As the Mexican Día de los Muertos, or Day of the Dead, festivities drew to a close, Dina Nuñez called to order a meeting of women grassroots activists in a modest home in the heart of Port Isabel, Texas. Top of her agenda: how to stop a Houston-based oil and gas company from building a $10 billion project to export liquefied natural gas on a nearby stretch of coast. For Nuñez and her friends, the fight against the scheme — known as Rio Grande LNG — is about protecting their community from air pollution; preserving shrimping and tourism; and defending habitats for pelicans, endangered ocelots, and aplomado falcons at the project site on unspoiled wetlands between Port Isabel and the larger city of Brownsville. The claim by developer NextDecade to be building the “greenest LNG project in the world” has thrust the women to the forefront of a global struggle.

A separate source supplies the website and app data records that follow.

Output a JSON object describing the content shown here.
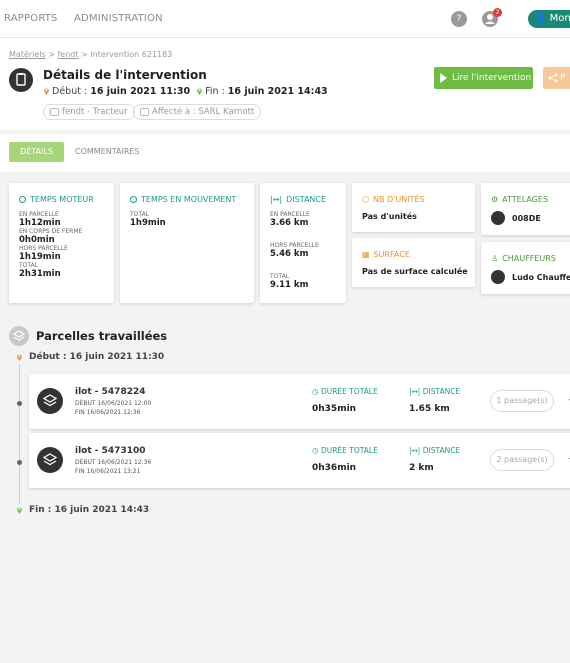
{
  "nav": {
    "items": [
      "RAPPORTS",
      "ADMINISTRATION"
    ],
    "help": "?",
    "notif_count": "2",
    "user": "Mon c"
  },
  "header": {
    "breadcrumb": [
      "Matériels",
      "fendt",
      "Intervention 621183"
    ],
    "title": "Détails de l'intervention",
    "start_label": "Début :",
    "start_value": "16 juin 2021 11:30",
    "end_label": "Fin :",
    "end_value": "16 juin 2021 14:43",
    "equipment": "fendt - Tracteur",
    "assigned": "Affecté à : SARL Karnott",
    "read_button": "Lire l'intervention",
    "share_button": "P"
  },
  "tabs": [
    "DÉTAILS",
    "COMMENTAIRES"
  ],
  "cards": {
    "temps_moteur": {
      "title": "TEMPS MOTEUR",
      "stats": [
        {
          "label": "EN PARCELLE",
          "value": "1h12min"
        },
        {
          "label": "EN CORPS DE FERME",
          "value": "0h0min"
        },
        {
          "label": "HORS PARCELLE",
          "value": "1h19min"
        },
        {
          "label": "TOTAL",
          "value": "2h31min"
        }
      ]
    },
    "temps_mouvement": {
      "title": "TEMPS EN MOUVEMENT",
      "stats": [
        {
          "label": "TOTAL",
          "value": "1h9min"
        }
      ]
    },
    "distance": {
      "title": "DISTANCE",
      "stats": [
        {
          "label": "EN PARCELLE",
          "value": "3.66 km"
        },
        {
          "label": "HORS PARCELLE",
          "value": "5.46 km"
        },
        {
          "label": "TOTAL",
          "value": "9.11 km"
        }
      ]
    },
    "nb_unites": {
      "title": "NB D'UNITÉS",
      "value": "Pas d'unités"
    },
    "surface": {
      "title": "SURFACE",
      "value": "Pas de surface calculée"
    },
    "attelages": {
      "title": "ATTELAGES",
      "value": "008DE"
    },
    "chauffeurs": {
      "title": "CHAUFFEURS",
      "value": "Ludo Chauffeur"
    }
  },
  "parcelles": {
    "title": "Parcelles travaillées",
    "start": "Début : 16 juin 2021 11:30",
    "end": "Fin : 16 juin 2021 14:43",
    "rows": [
      {
        "name": "ilot - 5478224",
        "debut": "DÉBUT  16/06/2021 12:00",
        "fin": "FIN  16/06/2021 12:36",
        "duree_label": "DURÉE TOTALE",
        "duree": "0h35min",
        "distance_label": "DISTANCE",
        "distance": "1.65 km",
        "passages": "1 passage(s)"
      },
      {
        "name": "ilot - 5473100",
        "debut": "DÉBUT  16/06/2021 12:36",
        "fin": "FIN  16/06/2021 13:21",
        "duree_label": "DURÉE TOTALE",
        "duree": "0h36min",
        "distance_label": "DISTANCE",
        "distance": "2 km",
        "passages": "2 passage(s)"
      }
    ]
  },
  "colors": {
    "accent_green": "#6dbd45",
    "teal": "#1e9a8a",
    "orange": "#e8932e",
    "brand": "#1b8a74"
  }
}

We know that the window is quickly closing for us to slash emissions and avoid climate change’s worst effects. So it’s easy to get excited about direct air capture: technology designed to suck carbon dioxide straight from the atmosphere. But oil and gas companies have vested interests in DAC. As a kind of carbon capture and sequestration technology, DAC projects will receive hefty federal tax credits. Now, DAC boosters are drumming up hype that masks real problems — notably, that direct air capture is a scam that won’t help solve the climate crisis. With time running out on climate change, we can’t waste resources on this dangerous and speculative technology. Here are five reasons why.
South Dakota - Since 2010, Joye Braun, a member of the Cheyenne River Sioux tribe in Eagle Butte, South Dakota, has fought the construction of oil and gas pipelines in her region, working to protect sacred places where her forebears hunted and fished and lived and died. In many of those battles, Braun came up against white ranchers and farmers who supported the pipelines and received fees from the developers for the use of their land. Today, Braun is opposing a huge new pipeline that would transport carbon dioxide across five Midwestern states — Iowa, Minnesota, Nebraska, and North and South Dakota. But this time she finds herself in an unusual alliance with white landowners who are also against the pipeline, like Ed Fischbach, a South Dakota farmer.

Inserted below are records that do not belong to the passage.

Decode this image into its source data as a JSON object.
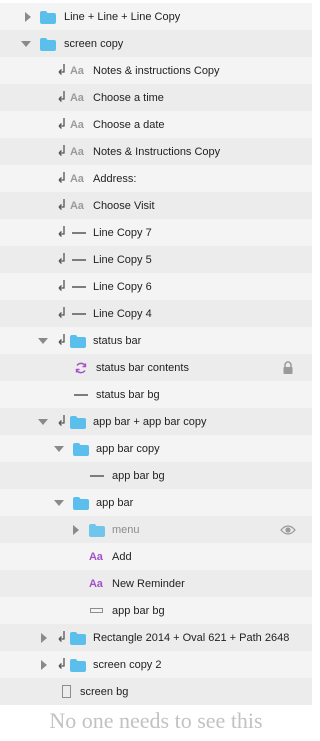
{
  "layers": [
    {
      "label": "Line + Line + Line Copy",
      "icon": "folder-icon"
    },
    {
      "label": "screen copy",
      "icon": "folder-icon"
    },
    {
      "label": "Notes & instructions Copy",
      "icon": "text-layer-icon",
      "icon_text": "Aa"
    },
    {
      "label": "Choose a time",
      "icon": "text-layer-icon",
      "icon_text": "Aa"
    },
    {
      "label": "Choose a date",
      "icon": "text-layer-icon",
      "icon_text": "Aa"
    },
    {
      "label": "Notes & Instructions Copy",
      "icon": "text-layer-icon",
      "icon_text": "Aa"
    },
    {
      "label": "Address:",
      "icon": "text-layer-icon",
      "icon_text": "Aa"
    },
    {
      "label": "Choose Visit",
      "icon": "text-layer-icon",
      "icon_text": "Aa"
    },
    {
      "label": "Line Copy 7",
      "icon": "line-layer-icon"
    },
    {
      "label": "Line Copy 5",
      "icon": "line-layer-icon"
    },
    {
      "label": "Line Copy 6",
      "icon": "line-layer-icon"
    },
    {
      "label": "Line Copy 4",
      "icon": "line-layer-icon"
    },
    {
      "label": "status bar",
      "icon": "folder-icon"
    },
    {
      "label": "status bar contents",
      "icon": "symbol-icon"
    },
    {
      "label": "status bar bg",
      "icon": "line-layer-icon"
    },
    {
      "label": "app bar + app bar copy",
      "icon": "folder-icon"
    },
    {
      "label": "app bar copy",
      "icon": "folder-icon"
    },
    {
      "label": "app bar bg",
      "icon": "line-layer-icon"
    },
    {
      "label": "app bar",
      "icon": "folder-icon"
    },
    {
      "label": "menu",
      "icon": "folder-icon"
    },
    {
      "label": "Add",
      "icon": "text-layer-icon",
      "icon_text": "Aa"
    },
    {
      "label": "New Reminder",
      "icon": "text-layer-icon",
      "icon_text": "Aa"
    },
    {
      "label": "app bar bg",
      "icon": "rectangle-layer-icon"
    },
    {
      "label": "Rectangle 2014 + Oval 621 + Path 2648",
      "icon": "folder-icon"
    },
    {
      "label": "screen copy 2",
      "icon": "folder-icon"
    },
    {
      "label": "screen bg",
      "icon": "artboard-icon"
    }
  ],
  "footer_text": "No one needs to see this",
  "colors": {
    "folder": "#5bbfee",
    "text_icon_purple": "#a350c6",
    "text_icon_gray": "#9b9b9b"
  }
}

There is a growing chorus in favour of carbon capture and storage technologies (CCS) by fossil fuel firms and governments. In brief, CCS technologies capture emissions from fossil fuel extraction and production. The captured emissions are buried in no longer economically viable oil or gas wells to render them productive once more over a longer period of time. For spent oil wells, this is known as enhanced oil recovery (EOR). One of the reasons many of the oil and gas majors are on the bandwagon for a price on carbon is because they believe that a high carbon price would render CCS “economically viable,” provided CCS is accompanied by outrageous government subsidies. Considering CCS removal of carbon comes to about US$120/U.S. ton, a high carbon price would allow the industry to pursue business-as-usual, while concurrently appearing to be committed to a green economy.

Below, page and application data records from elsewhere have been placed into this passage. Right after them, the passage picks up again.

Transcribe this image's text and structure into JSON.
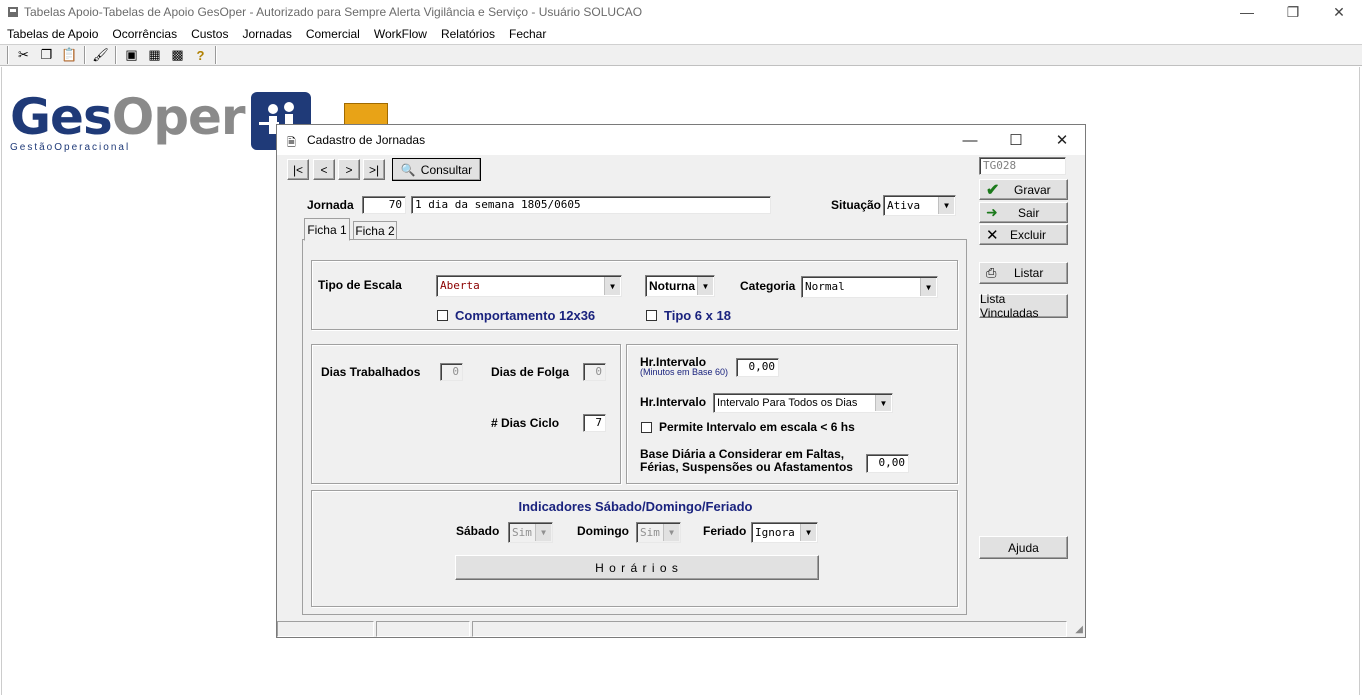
{
  "app": {
    "title": "Tabelas Apoio-Tabelas de Apoio   GesOper - Autorizado para Sempre Alerta Vigilância e Serviço    - Usuário SOLUCAO"
  },
  "menu": [
    "Tabelas de Apoio",
    "Ocorrências",
    "Custos",
    "Jornadas",
    "Comercial",
    "WorkFlow",
    "Relatórios",
    "Fechar"
  ],
  "logo": {
    "ges": "Ges",
    "oper": "Oper",
    "sub": "GestãoOperacional"
  },
  "dialog": {
    "title": "Cadastro de Jornadas",
    "nav": {
      "first": "|<",
      "prev": "<",
      "next": ">",
      "last": ">|",
      "consultar": "Consultar"
    },
    "jornada_label": "Jornada",
    "jornada_code": "70",
    "jornada_desc": "1 dia da semana 1805/0605",
    "situacao_label": "Situação",
    "situacao_value": "Ativa",
    "tabs": [
      "Ficha 1",
      "Ficha 2"
    ],
    "code": "TG028",
    "side_buttons": {
      "gravar": "Gravar",
      "sair": "Sair",
      "excluir": "Excluir",
      "listar": "Listar",
      "lista_vinculadas": "Lista Vinculadas",
      "ajuda": "Ajuda"
    },
    "escala": {
      "tipo_label": "Tipo de Escala",
      "tipo_value": "Aberta",
      "turno_value": "Noturna",
      "categoria_label": "Categoria",
      "categoria_value": "Normal",
      "comportamento_label": "Comportamento 12x36",
      "tipo6x18_label": "Tipo 6 x 18"
    },
    "dias": {
      "trabalhados_label": "Dias Trabalhados",
      "trabalhados_value": "0",
      "folga_label": "Dias de Folga",
      "folga_value": "0",
      "ciclo_label": "# Dias Ciclo",
      "ciclo_value": "7"
    },
    "intervalo": {
      "hr_label": "Hr.Intervalo",
      "hr_sub": "(Minutos em Base 60)",
      "hr_value": "0,00",
      "hr2_label": "Hr.Intervalo",
      "hr2_value": "Intervalo Para Todos os Dias",
      "permite_label": "Permite Intervalo em escala < 6 hs",
      "base_label_1": "Base Diária a Considerar em Faltas,",
      "base_label_2": "Férias, Suspensões ou Afastamentos",
      "base_value": "0,00"
    },
    "indicadores": {
      "title": "Indicadores Sábado/Domingo/Feriado",
      "sabado_label": "Sábado",
      "sabado_value": "Sim",
      "domingo_label": "Domingo",
      "domingo_value": "Sim",
      "feriado_label": "Feriado",
      "feriado_value": "Ignora",
      "horarios_button": "H o r á r i o s"
    }
  },
  "colors": {
    "brand_navy": "#1f3a78",
    "label_navy": "#1a237e",
    "field_red": "#8b0000"
  }
}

Protecting forests is an essential strategy in the fight against climate change that has not received the attention it deserves. Trees capture and store massive amounts of carbon. And unlike some strategies for cooling the climate, they don’t require costly and complicated technology. Yet although tree-planting initiatives are popular, protecting and restoring existing forests rarely attracts the same level of support. As an example, forest protection was notably missing from the US$447 million Energy Act of 2020, which the U.S. Congress passed in December 2020 to jump-start technological carbon capture and storage. In our work as forest carbon cycle and climate change scientists, we track carbon emissions from forests to wood products and all the way to landfills – and from forest fires.
Some of the tax breaks, like one that restores a tax credit for home geothermal heating and cooling, which can cost tens of thousands of dollars to install, should make a significant difference to individuals trying to lower their carbon footprints. The credit is 30 percent if the system is installed between 2017 and 2019, then drops to 26 percent in 2020 and 22 percent through 2021. Others, like the carbon capture and sequestration provision, offer complicated and uncertain benefits to costly technologies that might or might not pay off—and that are hotly debated in environmental circles. Senators with widely divergent views of climate policy, including Democrat Sheldon Whitehouse of Rhode Island and Republican Leader Mitch McConnell of Kentucky, favored it. Bob Perciasepe, president of the Center for Climate and Energy Solutions (C2ES), praised the tax cuts for promoting low-carbon sources of energy, which he called "critically necessary to the goal of reducing greenhouse gas emissions by 80 percent by 2050."